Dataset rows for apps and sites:
/---

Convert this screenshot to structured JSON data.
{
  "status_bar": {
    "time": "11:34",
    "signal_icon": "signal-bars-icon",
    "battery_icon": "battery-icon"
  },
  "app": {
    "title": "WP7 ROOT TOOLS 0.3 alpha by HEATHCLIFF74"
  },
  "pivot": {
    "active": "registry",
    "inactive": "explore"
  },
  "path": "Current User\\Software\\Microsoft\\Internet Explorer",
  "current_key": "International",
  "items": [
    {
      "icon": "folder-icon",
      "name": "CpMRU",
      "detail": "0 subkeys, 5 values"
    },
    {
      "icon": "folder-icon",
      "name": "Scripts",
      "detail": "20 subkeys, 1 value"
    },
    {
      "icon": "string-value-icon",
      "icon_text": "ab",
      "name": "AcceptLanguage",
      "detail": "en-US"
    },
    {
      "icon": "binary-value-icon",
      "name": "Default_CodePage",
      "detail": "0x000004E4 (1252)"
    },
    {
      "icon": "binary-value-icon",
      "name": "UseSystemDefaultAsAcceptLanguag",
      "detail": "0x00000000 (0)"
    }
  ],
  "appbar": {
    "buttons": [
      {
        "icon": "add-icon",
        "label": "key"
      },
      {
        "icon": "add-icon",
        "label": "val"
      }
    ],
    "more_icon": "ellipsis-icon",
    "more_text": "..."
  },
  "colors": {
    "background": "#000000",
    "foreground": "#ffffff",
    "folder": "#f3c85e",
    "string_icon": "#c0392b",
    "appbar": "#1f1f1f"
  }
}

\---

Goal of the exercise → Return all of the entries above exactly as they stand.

Written solution →
Convert this screenshot to structured JSON data.
{
  "status_bar": {
    "time": "11:34",
    "signal_icon": "signal-bars-icon",
    "battery_icon": "battery-icon"
  },
  "app": {
    "title": "WP7 ROOT TOOLS 0.3 alpha by HEATHCLIFF74"
  },
  "pivot": {
    "active": "registry",
    "inactive": "explore"
  },
  "path": "Current User\\Software\\Microsoft\\Internet Explorer",
  "current_key": "International",
  "items": [
    {
      "icon": "folder-icon",
      "name": "CpMRU",
      "detail": "0 subkeys, 5 values"
    },
    {
      "icon": "folder-icon",
      "name": "Scripts",
      "detail": "20 subkeys, 1 value"
    },
    {
      "icon": "string-value-icon",
      "icon_text": "ab",
      "name": "AcceptLanguage",
      "detail": "en-US"
    },
    {
      "icon": "binary-value-icon",
      "name": "Default_CodePage",
      "detail": "0x000004E4 (1252)"
    },
    {
      "icon": "binary-value-icon",
      "name": "UseSystemDefaultAsAcceptLanguag",
      "detail": "0x00000000 (0)"
    }
  ],
  "appbar": {
    "buttons": [
      {
        "icon": "add-icon",
        "label": "key"
      },
      {
        "icon": "add-icon",
        "label": "val"
      }
    ],
    "more_icon": "ellipsis-icon",
    "more_text": "..."
  },
  "colors": {
    "background": "#000000",
    "foreground": "#ffffff",
    "folder": "#f3c85e",
    "string_icon": "#c0392b",
    "appbar": "#1f1f1f"
  }
}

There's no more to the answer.